*PROBLEM TO SOLVE*. Go through the entries below, tally each line that has the word "address", and give only the total.

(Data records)

* * * * *

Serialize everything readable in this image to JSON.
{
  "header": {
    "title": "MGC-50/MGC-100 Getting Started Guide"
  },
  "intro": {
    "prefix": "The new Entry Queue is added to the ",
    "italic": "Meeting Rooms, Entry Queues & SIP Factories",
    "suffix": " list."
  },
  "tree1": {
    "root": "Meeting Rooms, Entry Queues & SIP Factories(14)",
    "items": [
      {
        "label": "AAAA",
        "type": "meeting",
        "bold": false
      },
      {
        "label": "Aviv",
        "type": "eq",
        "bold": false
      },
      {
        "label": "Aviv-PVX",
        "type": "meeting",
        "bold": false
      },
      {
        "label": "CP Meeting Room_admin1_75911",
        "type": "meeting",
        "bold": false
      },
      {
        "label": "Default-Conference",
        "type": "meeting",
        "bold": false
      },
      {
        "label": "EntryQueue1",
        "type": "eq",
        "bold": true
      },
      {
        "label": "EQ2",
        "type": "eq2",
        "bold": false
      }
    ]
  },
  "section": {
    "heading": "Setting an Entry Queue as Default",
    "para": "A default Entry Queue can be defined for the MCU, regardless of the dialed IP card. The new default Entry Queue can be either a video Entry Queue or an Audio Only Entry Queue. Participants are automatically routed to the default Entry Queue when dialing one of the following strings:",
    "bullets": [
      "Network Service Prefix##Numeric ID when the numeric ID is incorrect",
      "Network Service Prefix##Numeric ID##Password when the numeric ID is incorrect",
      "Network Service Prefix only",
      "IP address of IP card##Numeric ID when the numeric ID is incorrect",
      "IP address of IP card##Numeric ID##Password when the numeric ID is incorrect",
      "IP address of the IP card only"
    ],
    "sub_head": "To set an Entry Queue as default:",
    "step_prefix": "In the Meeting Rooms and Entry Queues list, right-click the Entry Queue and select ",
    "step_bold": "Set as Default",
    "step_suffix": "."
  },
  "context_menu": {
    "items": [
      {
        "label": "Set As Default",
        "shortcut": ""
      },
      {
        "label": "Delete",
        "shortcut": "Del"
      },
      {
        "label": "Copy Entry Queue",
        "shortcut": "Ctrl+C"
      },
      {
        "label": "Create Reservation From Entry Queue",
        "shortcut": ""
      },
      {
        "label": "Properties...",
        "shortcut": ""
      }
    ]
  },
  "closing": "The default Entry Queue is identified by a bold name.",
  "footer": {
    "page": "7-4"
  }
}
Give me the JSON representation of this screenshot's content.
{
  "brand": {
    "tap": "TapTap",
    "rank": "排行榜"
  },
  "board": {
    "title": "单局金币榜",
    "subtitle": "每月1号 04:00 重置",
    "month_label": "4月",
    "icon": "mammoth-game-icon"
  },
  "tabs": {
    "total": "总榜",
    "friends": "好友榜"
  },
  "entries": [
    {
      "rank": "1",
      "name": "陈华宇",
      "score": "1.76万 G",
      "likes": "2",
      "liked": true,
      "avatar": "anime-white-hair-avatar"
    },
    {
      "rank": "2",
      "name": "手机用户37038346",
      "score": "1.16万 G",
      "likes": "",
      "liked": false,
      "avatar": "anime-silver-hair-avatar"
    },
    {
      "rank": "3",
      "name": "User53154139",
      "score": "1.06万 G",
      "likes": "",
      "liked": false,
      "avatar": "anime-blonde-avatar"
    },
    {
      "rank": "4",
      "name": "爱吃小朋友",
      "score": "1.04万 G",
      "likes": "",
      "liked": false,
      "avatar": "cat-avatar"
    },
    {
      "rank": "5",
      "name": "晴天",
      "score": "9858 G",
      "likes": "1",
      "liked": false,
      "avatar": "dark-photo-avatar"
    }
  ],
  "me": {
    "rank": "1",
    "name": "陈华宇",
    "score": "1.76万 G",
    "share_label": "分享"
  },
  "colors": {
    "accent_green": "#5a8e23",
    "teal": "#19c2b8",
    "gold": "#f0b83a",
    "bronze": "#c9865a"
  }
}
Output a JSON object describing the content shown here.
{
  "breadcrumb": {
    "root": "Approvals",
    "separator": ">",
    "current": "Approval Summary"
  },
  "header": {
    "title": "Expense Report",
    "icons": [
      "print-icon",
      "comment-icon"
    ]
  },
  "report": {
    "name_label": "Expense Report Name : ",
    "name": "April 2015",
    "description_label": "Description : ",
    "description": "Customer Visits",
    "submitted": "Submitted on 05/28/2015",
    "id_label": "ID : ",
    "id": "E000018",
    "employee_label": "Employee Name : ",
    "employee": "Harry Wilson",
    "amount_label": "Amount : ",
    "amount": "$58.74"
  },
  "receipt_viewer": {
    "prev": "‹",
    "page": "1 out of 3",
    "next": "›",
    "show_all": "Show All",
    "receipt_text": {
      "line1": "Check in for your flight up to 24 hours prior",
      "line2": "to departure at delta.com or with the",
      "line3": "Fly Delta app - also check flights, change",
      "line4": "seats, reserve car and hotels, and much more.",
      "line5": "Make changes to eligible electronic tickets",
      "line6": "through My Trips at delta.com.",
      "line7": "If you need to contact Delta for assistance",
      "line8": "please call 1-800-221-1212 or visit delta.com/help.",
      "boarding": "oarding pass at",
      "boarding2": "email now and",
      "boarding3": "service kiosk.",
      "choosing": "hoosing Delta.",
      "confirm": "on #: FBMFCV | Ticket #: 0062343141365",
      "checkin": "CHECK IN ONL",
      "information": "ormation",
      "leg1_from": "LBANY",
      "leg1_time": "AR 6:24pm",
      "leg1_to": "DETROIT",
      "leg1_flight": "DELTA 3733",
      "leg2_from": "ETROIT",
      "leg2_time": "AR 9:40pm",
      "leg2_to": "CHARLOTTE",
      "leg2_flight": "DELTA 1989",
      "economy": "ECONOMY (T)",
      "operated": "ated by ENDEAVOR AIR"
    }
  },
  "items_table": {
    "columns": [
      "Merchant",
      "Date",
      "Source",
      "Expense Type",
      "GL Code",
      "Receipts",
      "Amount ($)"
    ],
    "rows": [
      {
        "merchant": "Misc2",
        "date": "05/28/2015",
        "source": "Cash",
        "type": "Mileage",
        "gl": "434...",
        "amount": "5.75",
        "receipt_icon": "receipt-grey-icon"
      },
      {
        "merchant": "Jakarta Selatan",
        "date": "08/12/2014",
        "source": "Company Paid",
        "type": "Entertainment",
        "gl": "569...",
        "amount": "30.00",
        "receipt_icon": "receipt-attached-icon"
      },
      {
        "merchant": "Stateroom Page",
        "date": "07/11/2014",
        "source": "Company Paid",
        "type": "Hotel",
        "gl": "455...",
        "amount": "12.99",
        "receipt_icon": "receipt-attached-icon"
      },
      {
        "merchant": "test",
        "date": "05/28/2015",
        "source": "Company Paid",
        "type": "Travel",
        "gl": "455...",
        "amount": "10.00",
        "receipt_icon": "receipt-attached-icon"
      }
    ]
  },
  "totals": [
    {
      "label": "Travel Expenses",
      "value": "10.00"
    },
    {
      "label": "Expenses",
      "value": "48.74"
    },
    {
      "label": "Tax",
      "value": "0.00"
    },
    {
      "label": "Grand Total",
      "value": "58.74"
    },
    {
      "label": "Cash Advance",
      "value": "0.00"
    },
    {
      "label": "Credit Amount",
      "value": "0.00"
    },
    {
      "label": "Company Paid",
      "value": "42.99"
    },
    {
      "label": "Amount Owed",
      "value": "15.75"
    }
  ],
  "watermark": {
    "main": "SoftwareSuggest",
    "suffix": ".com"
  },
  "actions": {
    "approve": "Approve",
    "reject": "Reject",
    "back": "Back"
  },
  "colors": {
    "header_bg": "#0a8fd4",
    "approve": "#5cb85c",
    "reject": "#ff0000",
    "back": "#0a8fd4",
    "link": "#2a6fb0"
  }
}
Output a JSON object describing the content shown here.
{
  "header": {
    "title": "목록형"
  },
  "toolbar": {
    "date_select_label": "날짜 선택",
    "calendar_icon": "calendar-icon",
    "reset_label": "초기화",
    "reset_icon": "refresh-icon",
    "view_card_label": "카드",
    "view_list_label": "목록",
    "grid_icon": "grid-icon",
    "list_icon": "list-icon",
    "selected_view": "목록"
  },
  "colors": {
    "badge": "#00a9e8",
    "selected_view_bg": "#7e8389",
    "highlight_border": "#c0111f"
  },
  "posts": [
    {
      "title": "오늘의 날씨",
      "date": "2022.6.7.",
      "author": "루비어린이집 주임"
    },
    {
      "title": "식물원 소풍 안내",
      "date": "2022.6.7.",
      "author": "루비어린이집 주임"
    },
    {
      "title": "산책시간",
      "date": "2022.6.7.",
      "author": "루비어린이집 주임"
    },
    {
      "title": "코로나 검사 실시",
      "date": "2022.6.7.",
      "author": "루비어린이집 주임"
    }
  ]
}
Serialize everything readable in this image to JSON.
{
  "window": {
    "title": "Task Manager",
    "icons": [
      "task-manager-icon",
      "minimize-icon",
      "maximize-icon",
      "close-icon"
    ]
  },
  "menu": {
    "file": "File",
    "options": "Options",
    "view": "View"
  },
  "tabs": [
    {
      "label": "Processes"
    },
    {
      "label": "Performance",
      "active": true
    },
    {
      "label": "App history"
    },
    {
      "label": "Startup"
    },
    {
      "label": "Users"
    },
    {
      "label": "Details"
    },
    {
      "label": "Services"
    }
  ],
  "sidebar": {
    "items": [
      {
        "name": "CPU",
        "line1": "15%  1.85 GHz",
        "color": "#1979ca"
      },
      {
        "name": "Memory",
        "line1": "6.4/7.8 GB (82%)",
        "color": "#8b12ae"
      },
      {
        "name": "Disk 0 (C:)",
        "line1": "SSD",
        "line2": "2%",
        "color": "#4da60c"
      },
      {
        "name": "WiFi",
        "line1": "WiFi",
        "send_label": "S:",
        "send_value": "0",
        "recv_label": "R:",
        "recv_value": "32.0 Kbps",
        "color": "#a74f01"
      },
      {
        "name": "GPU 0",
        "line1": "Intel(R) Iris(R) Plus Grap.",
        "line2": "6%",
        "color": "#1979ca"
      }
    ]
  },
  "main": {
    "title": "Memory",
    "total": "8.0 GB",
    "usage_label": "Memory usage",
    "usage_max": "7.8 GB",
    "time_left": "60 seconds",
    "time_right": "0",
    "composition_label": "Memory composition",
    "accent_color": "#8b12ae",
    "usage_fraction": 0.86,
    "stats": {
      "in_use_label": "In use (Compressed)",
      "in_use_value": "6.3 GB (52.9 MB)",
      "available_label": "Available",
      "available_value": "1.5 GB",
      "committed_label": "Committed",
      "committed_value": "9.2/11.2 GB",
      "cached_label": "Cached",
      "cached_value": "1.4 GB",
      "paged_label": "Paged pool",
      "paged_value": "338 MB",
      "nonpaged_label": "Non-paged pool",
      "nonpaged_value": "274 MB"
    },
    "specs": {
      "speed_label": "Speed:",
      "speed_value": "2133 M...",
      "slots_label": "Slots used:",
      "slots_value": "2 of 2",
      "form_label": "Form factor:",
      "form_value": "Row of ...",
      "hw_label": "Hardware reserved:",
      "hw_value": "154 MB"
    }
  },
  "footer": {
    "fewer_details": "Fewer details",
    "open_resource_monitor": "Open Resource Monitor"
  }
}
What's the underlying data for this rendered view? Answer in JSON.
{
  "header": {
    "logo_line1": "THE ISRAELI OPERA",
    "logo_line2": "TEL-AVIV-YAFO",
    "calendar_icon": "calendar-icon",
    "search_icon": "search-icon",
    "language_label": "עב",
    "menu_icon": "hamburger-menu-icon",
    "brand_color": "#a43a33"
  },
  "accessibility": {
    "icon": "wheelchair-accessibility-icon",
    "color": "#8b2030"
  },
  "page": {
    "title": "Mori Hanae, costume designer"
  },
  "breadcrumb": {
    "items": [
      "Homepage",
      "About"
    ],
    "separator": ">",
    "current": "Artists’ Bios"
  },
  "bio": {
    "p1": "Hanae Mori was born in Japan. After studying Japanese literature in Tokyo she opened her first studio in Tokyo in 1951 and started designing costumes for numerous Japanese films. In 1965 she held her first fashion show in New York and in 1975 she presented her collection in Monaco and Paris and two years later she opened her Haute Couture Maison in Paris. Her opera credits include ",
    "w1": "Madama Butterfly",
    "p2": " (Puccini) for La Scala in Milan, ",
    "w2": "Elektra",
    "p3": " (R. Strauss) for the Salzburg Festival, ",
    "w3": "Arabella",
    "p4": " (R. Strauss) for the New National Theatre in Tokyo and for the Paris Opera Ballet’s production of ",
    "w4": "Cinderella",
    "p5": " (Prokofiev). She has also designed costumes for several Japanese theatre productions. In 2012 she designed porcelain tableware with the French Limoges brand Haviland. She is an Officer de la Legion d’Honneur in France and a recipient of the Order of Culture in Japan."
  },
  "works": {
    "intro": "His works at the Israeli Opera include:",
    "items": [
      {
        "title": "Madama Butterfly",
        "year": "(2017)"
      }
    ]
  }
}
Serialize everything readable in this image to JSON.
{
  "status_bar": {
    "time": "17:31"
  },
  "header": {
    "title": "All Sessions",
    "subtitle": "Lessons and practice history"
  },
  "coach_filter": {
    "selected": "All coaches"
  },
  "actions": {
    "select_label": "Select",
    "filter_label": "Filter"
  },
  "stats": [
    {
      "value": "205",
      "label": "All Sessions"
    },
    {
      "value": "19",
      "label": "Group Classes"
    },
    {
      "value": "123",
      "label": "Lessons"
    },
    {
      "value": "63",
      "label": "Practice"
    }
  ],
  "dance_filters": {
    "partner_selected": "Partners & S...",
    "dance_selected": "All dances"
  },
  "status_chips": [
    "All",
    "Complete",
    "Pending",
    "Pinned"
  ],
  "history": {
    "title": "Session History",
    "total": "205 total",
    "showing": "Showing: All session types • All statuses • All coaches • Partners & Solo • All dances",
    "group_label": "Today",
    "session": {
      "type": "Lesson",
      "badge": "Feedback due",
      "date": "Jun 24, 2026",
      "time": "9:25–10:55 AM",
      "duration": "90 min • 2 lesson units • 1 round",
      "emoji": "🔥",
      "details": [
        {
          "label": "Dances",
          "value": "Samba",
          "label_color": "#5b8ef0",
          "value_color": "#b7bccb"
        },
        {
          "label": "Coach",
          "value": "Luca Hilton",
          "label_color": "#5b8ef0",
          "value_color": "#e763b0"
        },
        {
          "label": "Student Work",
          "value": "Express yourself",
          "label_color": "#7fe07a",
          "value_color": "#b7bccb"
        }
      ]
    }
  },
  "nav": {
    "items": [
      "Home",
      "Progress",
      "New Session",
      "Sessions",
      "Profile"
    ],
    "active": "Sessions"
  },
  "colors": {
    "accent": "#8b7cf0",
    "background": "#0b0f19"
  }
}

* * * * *

*RESULT FOR THIS TASK*. 3